DMovies - Your platform for thought-provoking cinema

No Fathers in Kashmir

British-born and raised teen develops a tender affection for Kashmir boy as they both seek their fathers who disappeared years earlier in the politically volatile region of India - in cinemas Friday, January 24th

Sixteen-year-old Noor (Zara Webb) is in Kashmir for the very first time in her life. This is where she meets her grandparents, and attempts to create a connection with a region that was hitherto entirely foreign to her. The adolescent is British/Western in every way: her accent, her attire, her obsession with taking selfies and publishing on social media.

She meets the local village boy Majid (Shivam Raina), who is of the same age, and they immediately bond. There’s a touch of teen love, nothing too graphic and extreme, palatable for a more conservative Indian audience. They find out that their respective fathers were very good friends as young men. It’s not entirely clear what happened to the men since. Most assume that they died in the violent conflict that has plagued the contested region for decades. Because of uncertainty of their real fate, their wives are often described as “half-widows”. The only one who seems to know the truth is Arshid (played by the director Ashvin Kumar), who was a close friend of the two men. But Arshid refuses to disclose any information. So Noor and Majid set themselves on a mission to uncover the truth.

The two teens get lost in a dense forest as they search for the answers about their elusive family history. But they soon get in trouble, being arrested by patrol soldiers. This is war-ridden region with little regard for their adolescent adventure. Being British-born gives Noor an advantage over Majid, and she’s soon released. But what about the village boy, who enjoys far less rights and protections than his foreign friend?

This is a tender coming-of-age story set against a very tragic backdrop. Noor’s freedoms and joie-de-vivre are contrasted against the far less peaceful and civilised existence that the Kashmiris have to lead. The performances are strong enough to keep you hooked throughout the 108 minutes of the story. Most characters are rather flat and their psychology is easy to understand, making the narrative straightforward and borderline didactic.
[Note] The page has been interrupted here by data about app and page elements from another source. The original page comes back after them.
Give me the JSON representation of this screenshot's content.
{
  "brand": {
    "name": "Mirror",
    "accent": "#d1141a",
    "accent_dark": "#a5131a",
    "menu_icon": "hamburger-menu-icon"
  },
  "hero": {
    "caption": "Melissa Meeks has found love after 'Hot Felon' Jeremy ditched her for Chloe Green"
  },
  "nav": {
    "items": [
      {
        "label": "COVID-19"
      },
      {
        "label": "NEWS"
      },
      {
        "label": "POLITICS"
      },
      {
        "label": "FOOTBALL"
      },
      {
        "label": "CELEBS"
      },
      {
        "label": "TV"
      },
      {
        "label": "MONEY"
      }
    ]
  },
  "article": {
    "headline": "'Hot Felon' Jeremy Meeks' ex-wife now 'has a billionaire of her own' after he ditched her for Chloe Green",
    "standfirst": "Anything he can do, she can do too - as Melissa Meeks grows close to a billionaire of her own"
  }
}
The only exception is Arshid, the most psychologically complex and ambiguous personage. It’s never clear what his secrets and motives are. Until he unexpectedly takes justice into his own hands…

The contextualisation of the conflict, on the other hand, is far less clear. You won’t find out, for instance, that both India and Pakistan claim Kashmir in its entirety, and that the Indian government recently revoked the special status accorded to the region in its constitution, the most controversial political move in nearly 70 years. They sent thousands of troops , thereby imposed a curfew, shut down telecommunications and arrested political leaders. It will help if you have some understanding of the conflict before you watch the movie.

No Fathers in Kashmir is in cinemas on Friday, January 24th.

By Victor Fraga - 07-01-2020

Victor Fraga is a Brazilian born and London-based journalist and filmmaker with more than 20 years of involvement in the cinema industry and beyond. He is an LGBT writer, and describes himself as a di...

DMovies Poll

Are the Oscars dirty enough for DMovies?

View Results

Loading ... Loading ...

Most Read

Forget Friday the 13th, Paranormal Activity and the [Read More...]
Just a few years back, finding a film [Read More...]
A lot of British people would rather forget [Read More...]
Sexual diversity is at the very heart of [Read More...]
Pigs might fly. And so Brexit might happen. [Read More...]
Films quotes are very powerful not just because [Read More...]

Read More

Viceroy’s House

Gurinder Chadha

Victor Fraga - 12-02-2017

Remember the partition of India: Urgent lesson of British history, accountability and vested interests is on Netflix on Wednesday, July 6th [Read More...]

Bombay Rose

Gitanjali Rao

Jeremy Clarke - 19-09-2019

Life and love at the bottom of the pile in Mumbai rendered in colourful and thoroughly appropriate 2D animation, Indian style – from the BFI London Film Festival [Read More...]

When the Moon was Full

Narges Abyar

Victor Fraga - 26-11-2019

Iranian woman marries charming stranger only to find out he's a religious fundamentalist, and that her entire family could be in danger - live from the Tallinn Black Nights Film Festival [Read More...]